Source records:
•••••

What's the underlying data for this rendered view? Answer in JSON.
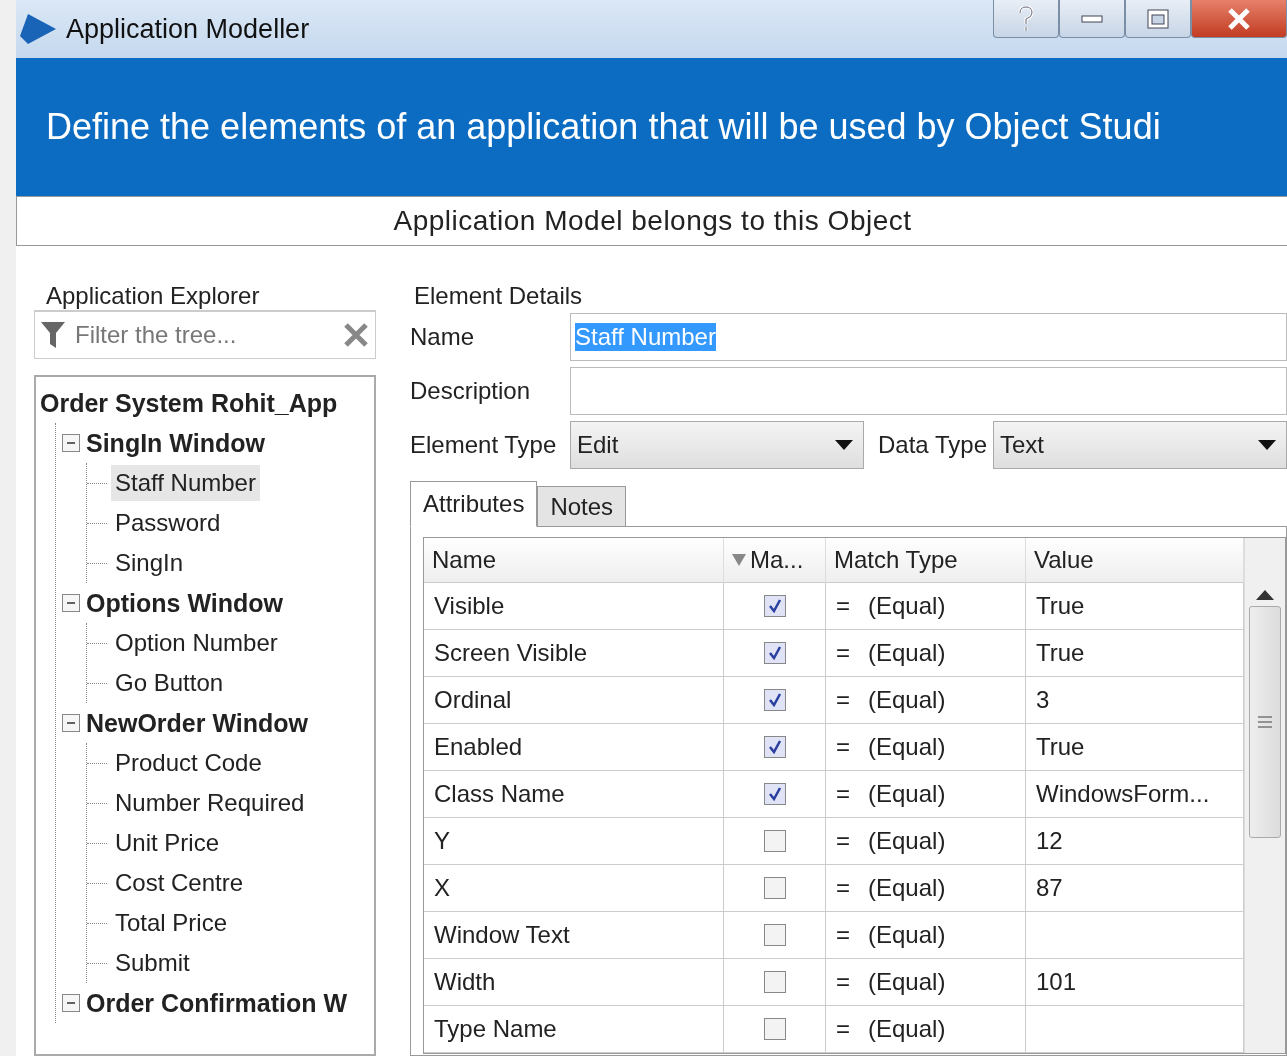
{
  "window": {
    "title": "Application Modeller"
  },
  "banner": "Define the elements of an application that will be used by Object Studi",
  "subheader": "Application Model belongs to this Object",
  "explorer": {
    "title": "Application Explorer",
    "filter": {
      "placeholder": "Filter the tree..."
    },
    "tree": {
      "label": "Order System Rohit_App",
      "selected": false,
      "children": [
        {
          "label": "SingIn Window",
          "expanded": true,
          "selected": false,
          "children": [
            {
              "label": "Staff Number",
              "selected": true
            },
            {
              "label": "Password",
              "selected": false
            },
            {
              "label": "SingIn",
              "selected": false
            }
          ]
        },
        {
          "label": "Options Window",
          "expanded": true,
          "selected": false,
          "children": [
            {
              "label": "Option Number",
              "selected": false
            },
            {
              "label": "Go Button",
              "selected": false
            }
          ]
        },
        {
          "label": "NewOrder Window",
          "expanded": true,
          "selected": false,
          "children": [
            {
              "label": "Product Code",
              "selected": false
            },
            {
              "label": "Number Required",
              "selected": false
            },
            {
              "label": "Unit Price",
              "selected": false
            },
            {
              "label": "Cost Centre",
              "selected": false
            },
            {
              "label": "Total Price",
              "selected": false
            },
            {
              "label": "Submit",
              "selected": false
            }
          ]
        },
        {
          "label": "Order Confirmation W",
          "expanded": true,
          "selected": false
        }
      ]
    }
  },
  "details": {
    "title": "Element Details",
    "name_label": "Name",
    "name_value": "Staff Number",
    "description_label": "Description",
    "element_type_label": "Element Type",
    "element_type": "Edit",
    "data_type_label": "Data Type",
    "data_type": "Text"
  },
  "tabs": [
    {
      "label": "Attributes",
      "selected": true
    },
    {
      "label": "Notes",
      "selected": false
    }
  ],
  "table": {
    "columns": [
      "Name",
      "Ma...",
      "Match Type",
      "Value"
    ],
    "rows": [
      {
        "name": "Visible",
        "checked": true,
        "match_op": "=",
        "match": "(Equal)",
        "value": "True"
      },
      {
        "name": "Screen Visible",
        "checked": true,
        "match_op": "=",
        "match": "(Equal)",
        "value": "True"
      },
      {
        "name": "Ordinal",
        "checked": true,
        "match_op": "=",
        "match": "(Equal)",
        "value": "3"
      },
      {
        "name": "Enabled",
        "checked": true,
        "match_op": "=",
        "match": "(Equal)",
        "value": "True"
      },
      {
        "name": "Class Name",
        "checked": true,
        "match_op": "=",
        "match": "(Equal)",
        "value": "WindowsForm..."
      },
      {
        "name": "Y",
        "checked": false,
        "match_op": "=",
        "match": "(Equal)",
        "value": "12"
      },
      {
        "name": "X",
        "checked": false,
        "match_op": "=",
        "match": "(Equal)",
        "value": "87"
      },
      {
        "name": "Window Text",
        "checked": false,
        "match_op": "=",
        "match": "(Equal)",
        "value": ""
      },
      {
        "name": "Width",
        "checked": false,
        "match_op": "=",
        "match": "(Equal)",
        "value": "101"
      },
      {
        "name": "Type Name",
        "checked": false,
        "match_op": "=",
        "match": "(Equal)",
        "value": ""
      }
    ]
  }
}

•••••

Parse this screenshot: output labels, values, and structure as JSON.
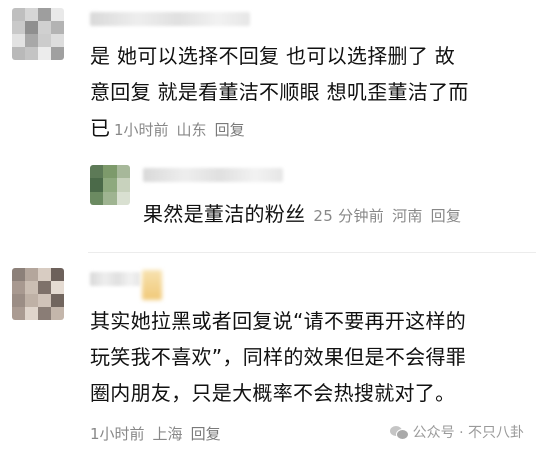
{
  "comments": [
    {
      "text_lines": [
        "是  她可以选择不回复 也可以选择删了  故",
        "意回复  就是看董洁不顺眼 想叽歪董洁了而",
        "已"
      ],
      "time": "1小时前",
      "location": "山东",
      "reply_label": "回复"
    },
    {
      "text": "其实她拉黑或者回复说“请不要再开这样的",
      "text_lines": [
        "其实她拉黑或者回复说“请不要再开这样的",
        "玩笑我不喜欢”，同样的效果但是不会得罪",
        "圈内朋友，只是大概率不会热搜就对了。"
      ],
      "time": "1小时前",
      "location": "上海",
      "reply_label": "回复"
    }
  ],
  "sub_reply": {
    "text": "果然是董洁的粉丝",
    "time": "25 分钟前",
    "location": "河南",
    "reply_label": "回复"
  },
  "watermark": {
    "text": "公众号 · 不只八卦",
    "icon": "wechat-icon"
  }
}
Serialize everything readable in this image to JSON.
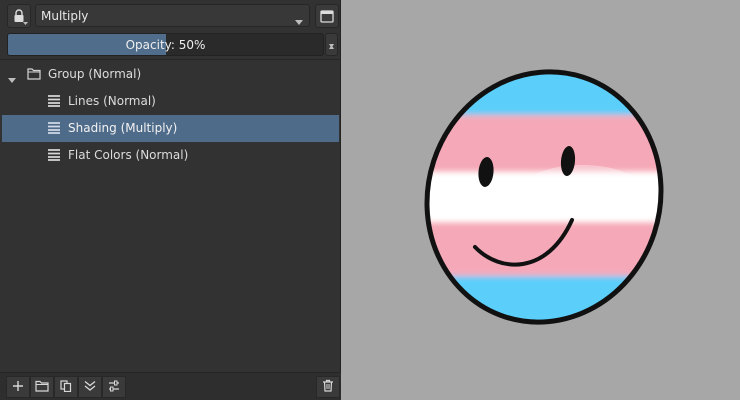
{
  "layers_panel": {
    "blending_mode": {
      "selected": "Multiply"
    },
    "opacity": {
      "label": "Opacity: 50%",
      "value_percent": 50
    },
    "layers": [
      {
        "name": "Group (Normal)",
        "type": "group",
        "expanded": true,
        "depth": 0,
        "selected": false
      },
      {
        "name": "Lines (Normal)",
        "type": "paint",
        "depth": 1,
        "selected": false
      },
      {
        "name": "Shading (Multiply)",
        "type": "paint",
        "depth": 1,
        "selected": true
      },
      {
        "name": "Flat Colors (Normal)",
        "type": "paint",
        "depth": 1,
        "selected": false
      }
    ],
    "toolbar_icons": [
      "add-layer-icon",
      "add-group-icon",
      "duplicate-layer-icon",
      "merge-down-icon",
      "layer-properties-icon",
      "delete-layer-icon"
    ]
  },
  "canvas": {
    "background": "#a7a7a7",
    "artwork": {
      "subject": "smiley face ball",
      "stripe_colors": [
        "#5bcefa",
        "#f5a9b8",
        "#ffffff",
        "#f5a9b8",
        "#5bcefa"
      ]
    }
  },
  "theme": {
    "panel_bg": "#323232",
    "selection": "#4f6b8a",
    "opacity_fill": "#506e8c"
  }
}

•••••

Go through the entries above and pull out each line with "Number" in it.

              "label": "Staff Number",
              "label": "Option Number",
              "label": "Number Required",
    "name_value": "Staff Number",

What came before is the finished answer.